All children born in Thailand, regardless of their ethnicities, must be registered at a district office to obtain their Birth Certificates, the very first official documents issued by the government which indicate whom they descend from and confirm their identity. Birth Certificates are the passes to their entitled lawful rights.
Unfortunately, according to the survey data from the National Statistical Office, it is found that quite a number of children are without Birth Certificates, especially as many as 79% of migrant children. This is because their mothers or caregivers are not aware that they need to bring the Medical Birth Certificates issued by the hospital to obtain the Birth Certificates from the district office. As a result, these children end up having neither access to the government’s medical, educational or other services nor protection of their basic rights. This leads to their deprivation of opportunities for self-development in all dimensions. Even worse, they may fall prey to human trafficking and exploitation due to the absence of the identification document.
World Vision Foundation of Thailand, with budget support from European Union, has carried out Empowering Civil Society Organizations for the Protection of Migrant Children (ECPMC) Project in 3 districts of 3 provinces – Mueang district of Ranong province, Mueang district of Chumphon province and Mae Sot district of Tak province. The focus is to raise the awareness among migrants and support them to have understanding about the importance of children’s entitled basic rights, as well as to promote birth registration of migrant children.

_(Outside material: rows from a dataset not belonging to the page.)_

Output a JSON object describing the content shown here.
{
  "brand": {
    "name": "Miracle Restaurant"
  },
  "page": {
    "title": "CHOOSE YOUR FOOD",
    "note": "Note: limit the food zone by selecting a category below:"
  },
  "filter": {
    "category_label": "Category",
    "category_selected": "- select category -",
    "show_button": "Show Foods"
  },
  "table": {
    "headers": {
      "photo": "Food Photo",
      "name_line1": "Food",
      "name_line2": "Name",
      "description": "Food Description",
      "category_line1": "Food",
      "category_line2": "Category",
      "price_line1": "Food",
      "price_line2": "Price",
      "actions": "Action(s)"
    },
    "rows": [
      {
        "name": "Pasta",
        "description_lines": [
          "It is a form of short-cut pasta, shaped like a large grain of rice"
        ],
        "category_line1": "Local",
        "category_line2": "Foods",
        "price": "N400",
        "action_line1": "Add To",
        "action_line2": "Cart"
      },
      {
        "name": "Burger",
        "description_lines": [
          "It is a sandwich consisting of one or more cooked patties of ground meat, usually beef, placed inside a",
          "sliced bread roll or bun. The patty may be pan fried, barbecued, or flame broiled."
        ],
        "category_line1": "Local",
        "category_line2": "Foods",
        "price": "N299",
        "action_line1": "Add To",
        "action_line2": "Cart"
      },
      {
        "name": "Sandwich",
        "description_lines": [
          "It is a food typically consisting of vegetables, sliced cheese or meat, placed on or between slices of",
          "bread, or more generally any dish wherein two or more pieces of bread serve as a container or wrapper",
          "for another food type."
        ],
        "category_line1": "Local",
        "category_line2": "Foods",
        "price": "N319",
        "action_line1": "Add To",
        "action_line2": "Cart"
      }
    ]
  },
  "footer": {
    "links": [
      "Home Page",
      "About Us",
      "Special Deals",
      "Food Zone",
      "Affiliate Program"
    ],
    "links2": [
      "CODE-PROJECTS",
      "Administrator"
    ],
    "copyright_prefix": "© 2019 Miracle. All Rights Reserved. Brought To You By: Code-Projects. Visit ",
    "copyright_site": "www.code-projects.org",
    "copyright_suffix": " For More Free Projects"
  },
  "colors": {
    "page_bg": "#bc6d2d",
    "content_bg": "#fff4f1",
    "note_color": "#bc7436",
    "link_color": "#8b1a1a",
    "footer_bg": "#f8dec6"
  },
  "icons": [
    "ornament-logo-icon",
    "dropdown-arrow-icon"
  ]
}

“I have served as the interpreter at Pak Khlong Sub-district Health Promotion Hospital,” said Joseph, a 38-year-old Migrant Health Volunteer of ECPMC Project in Ranong as he started to elaborate on his responsibilities. “I also educate Myanmar women who come to receive antenatal care, as well as other patients, on the process of obtaining a Birth Certificate and the benefits from it.”
Each day Joseph, along with other Migrants Health Volunteers, gives suggestions and consultations to an average of 20 Myanmar labors who come to receive services at the sub-district health promotion hospital. Sunda is among them. She has got the information she had never received before on her antenatal visit, due to the efforts of these Migrant Health Volunteers. She articulated, “I’m glad that someone realizes the importance of this. I’ve become aware of the importance of the Birth Certificate. I want my kid to have a good life and good education.”
Not only migrants who have been benefited from the clarification about Birth Certificate, but the work of staff at the sub-district health promotion hospital has also gone smoother with the help from ECPMC Project Migrant Health Volunteers. Sompong Chai-narong, the Director of Pak Khlong Sub-district Health Promotion Hospital said in a rejoice, “The interpreters have helped us a lot. It was quite hectic earlier as we needed to ask the other patients who understood Thai language to help translate.”
Besides, ECPMC Project Migrant Health Volunteers also have the responsibility to conduct 1-3 sessions of training to provide knowledge on Birth Certificate in the migrant community on a monthly basis at the Community Primary Health Care Center. They also give consultations to migrants whose children do not have Birth Certificates.
“I would like to help my fellow Myanmar people, so that they don’t need to buy medicine by themselves when they get sick as it is not safe. And I want Myanmar children get to go to school,” said Joseph, who has graduated with a Bachelor’s Degree in English language, explaining his reason of joining ECPMC Project.